There's been no shortage of explanations offered here for the pressure on Portugal, Ireland, Greece, and Spain -- "PIGS", from the lack of Jews in those countries to the arrogance of the elites to a bear raid. A reader e-mails to suggest one explanation I haven't yet seen much attention paid to; the hangover from the 2004 Olympics in Athens. It's an explanation you'd think we might be hearing more about given that there are Olympic Games underway right now in Vancouver. The economic trouble facing Greece is something worth considering for anyone who thinks that infrastructure investment is the answer to America's economic problems. It's actually almost painful now to go back and read some of the journalism that was committed over these issues. Here's the Christian Science Monitor in a July 2008 dispatch from Athens. "Citizens question the event's $15 billion price tag – most of it paid for by the state," the Monitor reported, dwelling on empty sports arenas. But it concluded with positive spin from Kostas Kartalis, former head of Hellenic Olympic Properties, the state-run company responsible for the Olympic venues:
the Olympics did leave a positive legacy for Athens, especially in the city's center.
Once notorious for its traffic and chaos, the historic heart of the city near the Acropolis was cleaned up with the creation of pedestrian walkways that link many of the city's ancient sites. The walkways had been planned for more than 150 years, but it took the Olympics to make it reality.
Athens also got a new airport and a new metro, finished on the eve of the Olympics, which now carries more than 600,000 passengers a day.
"I believe that the overall legacy for the city of Athens because of the Games of 2004 is positive," says Kartalis. "The tourist industry has been enjoying an increase year. The infrastructure is much better."
That new airport and subway and those pedestrian walkways can't be much comfort now that the country is dragging down essentially the whole world's financial markets while frantically trying to come up with more tax revenue.
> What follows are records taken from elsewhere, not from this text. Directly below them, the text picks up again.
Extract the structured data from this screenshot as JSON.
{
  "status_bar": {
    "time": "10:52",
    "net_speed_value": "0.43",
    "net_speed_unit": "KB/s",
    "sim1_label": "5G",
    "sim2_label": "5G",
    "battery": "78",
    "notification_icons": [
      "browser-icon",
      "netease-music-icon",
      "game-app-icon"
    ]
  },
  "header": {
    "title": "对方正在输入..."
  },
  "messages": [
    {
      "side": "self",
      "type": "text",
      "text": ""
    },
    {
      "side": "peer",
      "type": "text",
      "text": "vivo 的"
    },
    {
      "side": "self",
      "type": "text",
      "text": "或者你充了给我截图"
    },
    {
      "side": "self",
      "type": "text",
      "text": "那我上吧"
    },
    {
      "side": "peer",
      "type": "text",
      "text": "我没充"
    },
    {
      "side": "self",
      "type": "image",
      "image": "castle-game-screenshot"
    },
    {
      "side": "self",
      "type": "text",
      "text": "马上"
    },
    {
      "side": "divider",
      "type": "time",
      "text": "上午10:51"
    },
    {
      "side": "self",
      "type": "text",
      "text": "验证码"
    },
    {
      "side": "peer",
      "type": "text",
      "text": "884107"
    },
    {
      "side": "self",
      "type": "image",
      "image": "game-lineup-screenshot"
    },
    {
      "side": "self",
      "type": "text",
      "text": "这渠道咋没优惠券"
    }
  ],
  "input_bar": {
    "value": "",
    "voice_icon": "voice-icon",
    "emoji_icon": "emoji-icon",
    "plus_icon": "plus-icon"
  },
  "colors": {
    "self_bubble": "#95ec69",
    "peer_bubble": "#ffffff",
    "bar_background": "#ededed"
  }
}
Here's a Washington Post columnist in August 2004 opining that the cost of the Athens Games doesn't matter to Americans: "So while the enormous cost, now estimated at $9 billion, and the emptiness of some stadiums can be counted against them in weighing whether these Games were a success, frankly, that's their business. It's not ours, since we won't be around to split the cost or help shoulder their problems after tomorrow." Apparently, word that the global economy is interconnected, and that a fiscal crisis in Greece can affect prices of shares traded on the New York Stock Exchange, hadn't reached the Post columnist, who touted the "restoration of Athens as a splendid world capital." Splendid -- and nearly broke.
The chairman of the U.S. Olympic Committee Board of Directors, Peter Ueberroth, concluded the 2004 Athens Olympics by saying that Greece had proven itself "a successful country, a country to be proud of." It's not looking too succcessful right now.
London's Independent, in an article in 2008, concluded:
Athens's legacy is among the worst of any Olympiad. Four years after the closing ceremony of the Games that former International Olympic Committee president Juan Antonio Samaranch called the "best ever", as many as 21 out of the 22 venues lie abandoned. The open-air swimming pool is empty and stained, while squatters camp outside the graffiti-festooned Faliron complex, which hosted events such as taekwondo and beach volleyball.
The Athens Olympics, which cost a record £9.4bn to stage (way over its original budget, which rocketed after the September 11 terrorist attacks increased security costs) have left Greece groaning under a huge debt. In the months after the Games, the shortfall amounted to €50,000 for each Greek household, and taxpayers are still footing the bill. Maintenance of the sites alone has cost as much as £500m.... Despite the success of the sporting events and the smooth running of the Games (workers pulled of a small miracle by finishing some venues with hours to go), as well as undoubted improvements to the city's infrastructure – notably its subway – Athens has become a manual on how not to stage the Olympics.
Hope the Obama-Warren Buffett high speed rail plan works out better for America than the new and improved Athens subway did for Greece.